(YOUR INSTRUCTIONS): From the records that follow, return exactly the lines beginning at the one that contains "What data populates" and ending at the one that contains "Serialize everything readable", pictures left out.

(SOURCE RECORDS):
★ ★ ★ ★ ★

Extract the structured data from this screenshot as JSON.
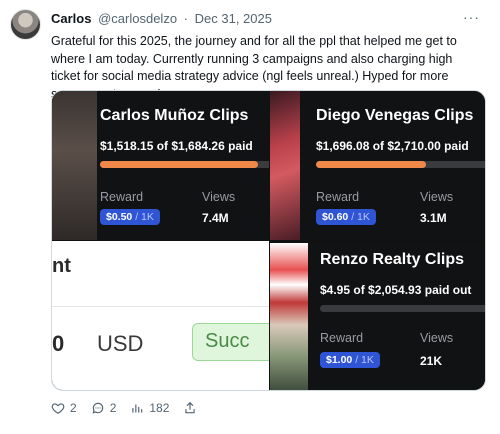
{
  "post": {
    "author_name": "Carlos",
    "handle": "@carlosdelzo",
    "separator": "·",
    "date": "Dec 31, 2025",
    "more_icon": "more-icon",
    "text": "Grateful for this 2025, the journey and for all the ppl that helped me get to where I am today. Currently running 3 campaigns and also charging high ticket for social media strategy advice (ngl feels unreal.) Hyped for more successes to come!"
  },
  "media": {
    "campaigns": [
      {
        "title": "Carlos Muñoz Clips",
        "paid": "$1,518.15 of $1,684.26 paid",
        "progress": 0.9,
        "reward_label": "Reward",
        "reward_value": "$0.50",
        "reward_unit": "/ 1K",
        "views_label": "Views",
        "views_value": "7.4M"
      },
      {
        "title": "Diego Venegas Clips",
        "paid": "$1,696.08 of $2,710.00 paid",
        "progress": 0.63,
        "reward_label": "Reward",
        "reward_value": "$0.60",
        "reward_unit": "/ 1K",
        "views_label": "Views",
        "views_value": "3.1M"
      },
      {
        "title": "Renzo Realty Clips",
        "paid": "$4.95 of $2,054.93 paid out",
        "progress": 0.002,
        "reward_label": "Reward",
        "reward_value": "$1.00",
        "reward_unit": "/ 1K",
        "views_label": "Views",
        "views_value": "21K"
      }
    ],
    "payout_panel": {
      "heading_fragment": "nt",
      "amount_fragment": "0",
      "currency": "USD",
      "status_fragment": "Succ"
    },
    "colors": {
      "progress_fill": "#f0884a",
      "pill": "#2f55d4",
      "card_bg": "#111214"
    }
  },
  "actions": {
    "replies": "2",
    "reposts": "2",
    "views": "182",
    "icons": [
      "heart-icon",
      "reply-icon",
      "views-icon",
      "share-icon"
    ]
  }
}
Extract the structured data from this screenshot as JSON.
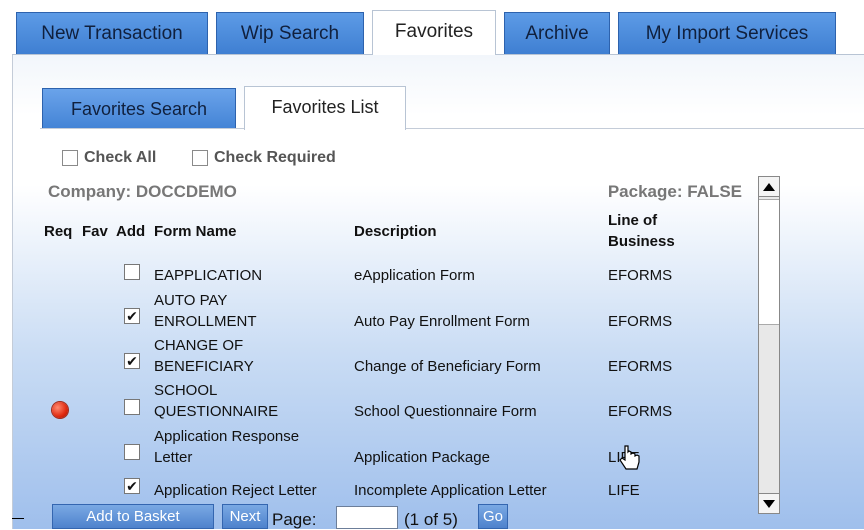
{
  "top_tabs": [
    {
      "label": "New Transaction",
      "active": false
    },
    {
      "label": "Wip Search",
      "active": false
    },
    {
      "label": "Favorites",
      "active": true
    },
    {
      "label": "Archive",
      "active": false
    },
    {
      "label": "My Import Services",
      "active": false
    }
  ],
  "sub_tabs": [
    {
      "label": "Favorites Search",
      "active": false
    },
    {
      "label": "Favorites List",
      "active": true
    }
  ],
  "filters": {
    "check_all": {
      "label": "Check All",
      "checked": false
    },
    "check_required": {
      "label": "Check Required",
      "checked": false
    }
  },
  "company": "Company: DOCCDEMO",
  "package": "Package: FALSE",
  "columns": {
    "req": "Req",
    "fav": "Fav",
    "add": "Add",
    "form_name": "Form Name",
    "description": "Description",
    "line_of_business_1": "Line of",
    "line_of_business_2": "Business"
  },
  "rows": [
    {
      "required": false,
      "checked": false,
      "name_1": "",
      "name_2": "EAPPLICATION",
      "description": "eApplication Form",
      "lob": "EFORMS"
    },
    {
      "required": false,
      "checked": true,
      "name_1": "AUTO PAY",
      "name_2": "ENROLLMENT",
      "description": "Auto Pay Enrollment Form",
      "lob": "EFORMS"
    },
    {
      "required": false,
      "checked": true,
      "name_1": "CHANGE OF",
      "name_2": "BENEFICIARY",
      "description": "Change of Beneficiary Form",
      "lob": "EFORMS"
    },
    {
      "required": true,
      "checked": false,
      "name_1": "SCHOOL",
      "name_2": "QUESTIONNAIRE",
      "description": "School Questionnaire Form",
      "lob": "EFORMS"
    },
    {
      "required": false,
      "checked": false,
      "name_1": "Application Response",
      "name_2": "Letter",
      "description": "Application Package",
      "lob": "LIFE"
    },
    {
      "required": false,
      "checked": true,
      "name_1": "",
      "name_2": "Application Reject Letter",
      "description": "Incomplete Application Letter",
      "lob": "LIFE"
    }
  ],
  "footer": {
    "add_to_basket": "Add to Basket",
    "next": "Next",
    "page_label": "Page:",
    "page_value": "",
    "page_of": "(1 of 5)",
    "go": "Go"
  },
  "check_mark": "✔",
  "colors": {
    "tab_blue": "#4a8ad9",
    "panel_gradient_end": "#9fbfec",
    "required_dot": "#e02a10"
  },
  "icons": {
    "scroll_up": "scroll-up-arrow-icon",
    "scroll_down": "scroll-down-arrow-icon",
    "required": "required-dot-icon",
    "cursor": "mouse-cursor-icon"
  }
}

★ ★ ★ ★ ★

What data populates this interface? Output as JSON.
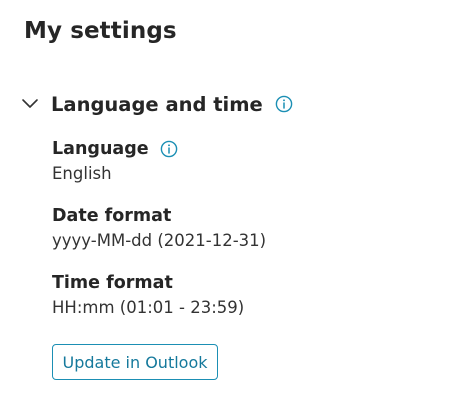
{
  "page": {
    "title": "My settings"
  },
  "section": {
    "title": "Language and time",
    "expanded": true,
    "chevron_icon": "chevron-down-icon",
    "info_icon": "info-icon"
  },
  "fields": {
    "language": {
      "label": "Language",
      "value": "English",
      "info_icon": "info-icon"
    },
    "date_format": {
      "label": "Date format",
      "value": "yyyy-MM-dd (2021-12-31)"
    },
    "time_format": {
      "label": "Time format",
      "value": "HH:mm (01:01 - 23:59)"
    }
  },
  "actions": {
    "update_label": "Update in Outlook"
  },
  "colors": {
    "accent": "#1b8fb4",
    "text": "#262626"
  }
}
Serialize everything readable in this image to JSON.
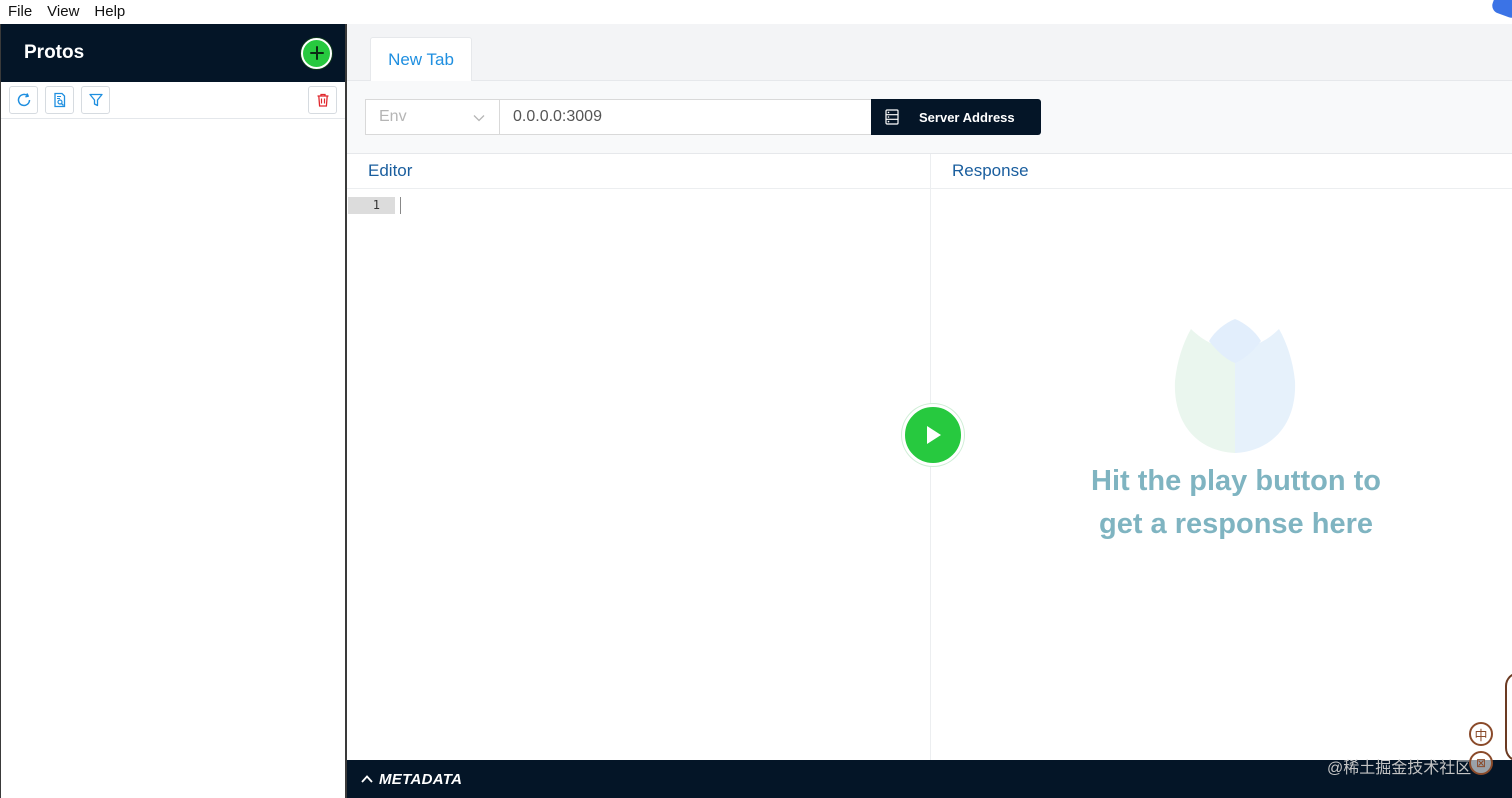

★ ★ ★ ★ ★

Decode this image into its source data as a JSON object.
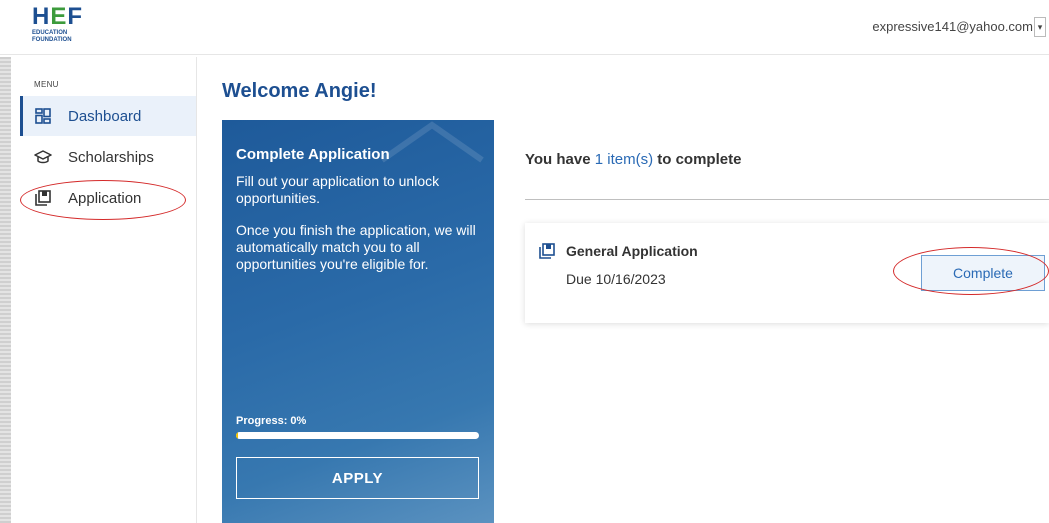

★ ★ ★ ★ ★

(TASK SOLUTION):
What data populates this interface? Output as JSON.
{
  "page": {
    "title": "My settings"
  },
  "section": {
    "title": "Language and time",
    "expanded": true,
    "chevron_icon": "chevron-down-icon",
    "info_icon": "info-icon"
  },
  "fields": {
    "language": {
      "label": "Language",
      "value": "English",
      "info_icon": "info-icon"
    },
    "date_format": {
      "label": "Date format",
      "value": "yyyy-MM-dd (2021-12-31)"
    },
    "time_format": {
      "label": "Time format",
      "value": "HH:mm (01:01 - 23:59)"
    }
  },
  "actions": {
    "update_label": "Update in Outlook"
  },
  "colors": {
    "accent": "#1b8fb4",
    "text": "#262626"
  }
}
Serialize everything readable in this image to JSON.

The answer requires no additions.